The city has an airport and there are a few flights to and from Lagos. Not many airlines have their presence but Arik Air and Ethiopian Airlines operates daily flights to Benin City so coming in by air is another good option. One thing Benin is known for is its road transporters, so a visitor can come in the city from almost any city in the country. From Lagos it takes about 4hours to get to Benin, but be informed Its best to travel during the day because the bad roads make the journey a lot longer and stressfull. From Port-harcourt, its about 4hrs and 30minutes to Benin. The journey from Port-harcourt is a lot easier because there are better roads on that stretch. One thing you should know is that the roads in Benin-city are not very good and coupled with the bad driving habits of commercial bus drivers, it is not surprising to have a lot of hold-ups and traffic jams in some parts of the city especially the Uselu market area.

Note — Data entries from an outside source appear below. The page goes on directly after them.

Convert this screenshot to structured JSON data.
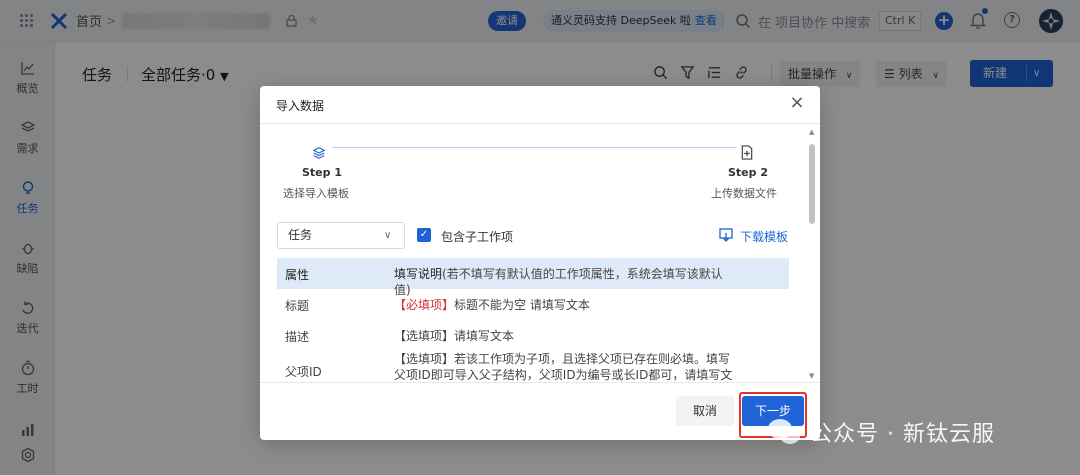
{
  "topbar": {
    "home": "首页",
    "crumb_sep": ">",
    "invite": "邀请",
    "promo": "通义灵码支持 DeepSeek 啦",
    "promo_link": "查看",
    "search_placeholder": "在 项目协作 中搜索",
    "shortcut": "Ctrl K",
    "plus": "+",
    "help": "?"
  },
  "sidebar": {
    "items": [
      {
        "label": "概览",
        "icon": "chart-line-icon"
      },
      {
        "label": "需求",
        "icon": "layers-icon"
      },
      {
        "label": "任务",
        "icon": "bulb-icon"
      },
      {
        "label": "缺陷",
        "icon": "bug-icon"
      },
      {
        "label": "迭代",
        "icon": "cycle-icon"
      },
      {
        "label": "工时",
        "icon": "timer-icon"
      }
    ]
  },
  "toolbar": {
    "title": "任务",
    "filter": "全部任务·0",
    "batch": "批量操作",
    "view": "列表",
    "new": "新建"
  },
  "modal": {
    "title": "导入数据",
    "close": "×",
    "step1": {
      "label": "Step 1",
      "sub": "选择导入模板"
    },
    "step2": {
      "label": "Step 2",
      "sub": "上传数据文件"
    },
    "type_select": "任务",
    "checkbox_label": "包含子工作项",
    "download": "下载模板",
    "table": {
      "header": {
        "a": "属性",
        "b_bold": "填写说明",
        "b_rest": "(若不填写有默认值的工作项属性，系统会填写该默认值)"
      },
      "rows": [
        {
          "a": "标题",
          "tag": "【必填项】",
          "text": "标题不能为空 请填写文本"
        },
        {
          "a": "描述",
          "tag": "【选填项】",
          "text": "请填写文本"
        },
        {
          "a": "父项ID",
          "tag": "【选填项】",
          "text": "若该工作项为子项，且选择父项已存在则必填。填写父项ID即可导入父子结构，父项ID为编号或长ID都可，请填写文本"
        }
      ]
    },
    "cancel": "取消",
    "next": "下一步"
  },
  "watermark": "公众号 · 新钛云服",
  "colors": {
    "accent": "#1f63d6",
    "required": "#d0342c",
    "highlight": "#e0342c"
  }
}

Benin City is the centre of Nigeria's rubber industry, and oil production is also a significant industry. Benin City was the principal city of the Edo kingdom of Benin, which flourished during the 13th to the 19th century. It was destroyed in 1897 by the British, after the Edo assaulted an earlier British expedition, which had been told not to enter the city during a religious festival but nonetheless attempted to do so. Before burning the city down, the British pillaged it, taking many of its famous bronzes, ivory, and other treasures. Although traces of the old wall and moat remain, the new city is a close-packed pattern of houses and streets converging on the palace and compound of the oba (sacred king) and the government offices. In the main square sits a statue of Emotan, a woman honoured for assisting a 15th-century prince attempting to regain power and who later became Oba Ewuare.